Kirstin: But if you did make them, you could– shock horror– add more than five ingredients to make them better.

Maureen: Yes. And maybe leave out red wine vinegar from time to time.

Kirstin: Maybe that’s another way you could use the book, to teach yourself how to make stuff better.

Maureen:It felt like he was a bit hamstrung at times with the five ingredient limit.

Kirstin: Absolutely.

Maureen: Apparently, this book is selling much better than his last few, but then again, both the superfood books were shockingly bad.

Kirstin: This book is more for food explorers and newbies than food lovers and good cooks.

Maureen: At least it was an improvement. It still wasn’t brilliant, but it was better.

“5 Ingredients”
Overall Grade (A- F): B- (Kirstin) C+ (Maureen)
Best recipes: Kirstin: Baked fish and I enjoyed my first tarte tatin. Maureen: There’s nothing that jumps out at me.
Grade for Photography (A-F):  B- (It was a bit boring.)
Any disasters? Kirstin: Yes! The sea bass was awful. Maureen: The pork was gross and the timings were all wrong.
Bookshelf or Charity Shop Donation? Kirstin & Maureen: We’re both saving it to give to our children when they leave for university in a year, but otherwise, will probably not use the book again.                                                                                                                                 Would You Give This Book to a Friend?: No. There are loads of better books out there.

Our Verdict: 5 Ingredients

Our Verdict: On The Side

Maureen: What did you think?

Kirstin: I loved it.

Maureen: I loved it too, but it’s a book that works well in tandem with something else. But there were some brilliant recipes in it. What were some of favourites?

Kirstin: The peppers! They looked pretty too!

Maureen: I thought the indexes were genius. It was so clever to organise it with suggestions as to what the main dish should be. It really made the book work.

Kirstin: The indexes were worth the weight of the book in gold.
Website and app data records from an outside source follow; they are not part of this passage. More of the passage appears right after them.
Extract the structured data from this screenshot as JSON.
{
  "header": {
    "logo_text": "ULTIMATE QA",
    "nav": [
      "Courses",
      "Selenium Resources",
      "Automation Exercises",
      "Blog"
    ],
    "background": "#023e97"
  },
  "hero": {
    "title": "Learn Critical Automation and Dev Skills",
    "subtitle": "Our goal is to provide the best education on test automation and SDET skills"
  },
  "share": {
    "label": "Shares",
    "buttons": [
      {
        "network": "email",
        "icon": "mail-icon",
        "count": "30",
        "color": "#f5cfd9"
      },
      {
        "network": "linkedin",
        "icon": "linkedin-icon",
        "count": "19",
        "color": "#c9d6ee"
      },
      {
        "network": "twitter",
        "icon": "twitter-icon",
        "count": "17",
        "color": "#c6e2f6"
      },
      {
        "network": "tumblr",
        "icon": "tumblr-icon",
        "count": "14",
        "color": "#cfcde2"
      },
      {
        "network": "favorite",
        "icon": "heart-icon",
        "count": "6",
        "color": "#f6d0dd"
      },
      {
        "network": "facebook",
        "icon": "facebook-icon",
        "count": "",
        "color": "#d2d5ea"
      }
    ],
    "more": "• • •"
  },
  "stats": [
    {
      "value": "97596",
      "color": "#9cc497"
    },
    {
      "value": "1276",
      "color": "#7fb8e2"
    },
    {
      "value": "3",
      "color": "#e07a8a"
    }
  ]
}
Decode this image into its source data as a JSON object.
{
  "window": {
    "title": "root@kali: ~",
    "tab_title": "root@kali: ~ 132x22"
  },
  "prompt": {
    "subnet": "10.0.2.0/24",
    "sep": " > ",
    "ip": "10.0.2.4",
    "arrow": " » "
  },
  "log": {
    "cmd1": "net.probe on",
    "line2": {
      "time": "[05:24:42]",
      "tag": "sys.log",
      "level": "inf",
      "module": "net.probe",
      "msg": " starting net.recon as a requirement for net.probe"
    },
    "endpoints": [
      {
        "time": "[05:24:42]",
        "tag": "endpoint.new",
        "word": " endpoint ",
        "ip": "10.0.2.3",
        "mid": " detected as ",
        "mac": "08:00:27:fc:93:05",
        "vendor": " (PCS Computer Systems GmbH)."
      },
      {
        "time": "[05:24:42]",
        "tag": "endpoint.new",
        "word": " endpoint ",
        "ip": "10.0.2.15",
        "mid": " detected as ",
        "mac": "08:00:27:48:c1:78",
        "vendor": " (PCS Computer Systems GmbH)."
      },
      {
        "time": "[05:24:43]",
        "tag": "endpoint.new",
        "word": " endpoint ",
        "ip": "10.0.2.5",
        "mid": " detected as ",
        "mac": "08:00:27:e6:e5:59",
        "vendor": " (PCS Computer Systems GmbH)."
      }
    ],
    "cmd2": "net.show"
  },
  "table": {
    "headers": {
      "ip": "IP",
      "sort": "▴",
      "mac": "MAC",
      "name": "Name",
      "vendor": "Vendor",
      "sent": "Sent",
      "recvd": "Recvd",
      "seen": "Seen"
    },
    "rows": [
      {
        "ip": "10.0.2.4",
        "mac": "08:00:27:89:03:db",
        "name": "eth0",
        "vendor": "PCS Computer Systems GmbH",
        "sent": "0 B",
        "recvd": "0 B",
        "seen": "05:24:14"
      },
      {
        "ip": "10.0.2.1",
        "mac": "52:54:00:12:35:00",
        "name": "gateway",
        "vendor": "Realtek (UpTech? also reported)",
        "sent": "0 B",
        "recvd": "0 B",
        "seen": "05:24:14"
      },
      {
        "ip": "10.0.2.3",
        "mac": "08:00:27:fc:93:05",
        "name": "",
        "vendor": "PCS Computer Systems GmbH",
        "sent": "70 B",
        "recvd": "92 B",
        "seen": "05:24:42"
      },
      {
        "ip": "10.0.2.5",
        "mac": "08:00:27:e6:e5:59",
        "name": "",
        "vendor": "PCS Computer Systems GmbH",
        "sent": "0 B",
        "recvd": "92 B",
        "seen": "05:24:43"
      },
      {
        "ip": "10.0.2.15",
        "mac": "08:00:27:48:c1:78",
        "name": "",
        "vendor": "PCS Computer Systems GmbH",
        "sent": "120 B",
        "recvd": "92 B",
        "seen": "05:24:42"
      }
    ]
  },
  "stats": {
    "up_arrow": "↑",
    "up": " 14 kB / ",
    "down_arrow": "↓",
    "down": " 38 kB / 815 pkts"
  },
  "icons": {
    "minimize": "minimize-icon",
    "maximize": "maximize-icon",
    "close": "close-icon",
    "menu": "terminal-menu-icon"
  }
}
Maureen: That’s what I meant about it working with another book, because you’d think of what main you wanted to make, and then you’d turn to the index and see what he’d suggest to go with it. The recipes themselves were different enough, too, that it made the book worthwhile.

Kirstin: I liked it. I think I’ll use it more in the winter, when we make roasts and big meals with lots of sides in the winter. It’s a good entertaining book, too, which we do more of in the winter.

Maureen: It’s more a weekend book, that’s for sure, when you have the luxury of time to plan out an entire elaborate meal with a few sides.

Kirstin In 20 years I can see this being a dog-eared copy and I know it’s going to be on the shelf.

Maureen: Definitely the high rotation shelf for me. I like that it’s a slightly different book. It makes sense to do a whole book just on sides. They do tend to be forgotten.

“On the Side”
Overall Grade (A- F): A (Kirstin) A (Maureen)
Best recipes: Kirstin: Roast Romano Peppers Maureen: Boulangere Potatoes
Grade for Photography (A-F):  A
Any disasters? Kirstin: No, apart from naming Hasselback Potatoes Hasselblad Potatoes. Maureen: No.
Bookshelf or Charity Shop Donation? Kirstin: Bookshelf, high rotation. Maureen: Same Would You Give This Book to a Friend?: Yes. It would be a good Christmas gift, because it’s original.

Our Verdict: On The Side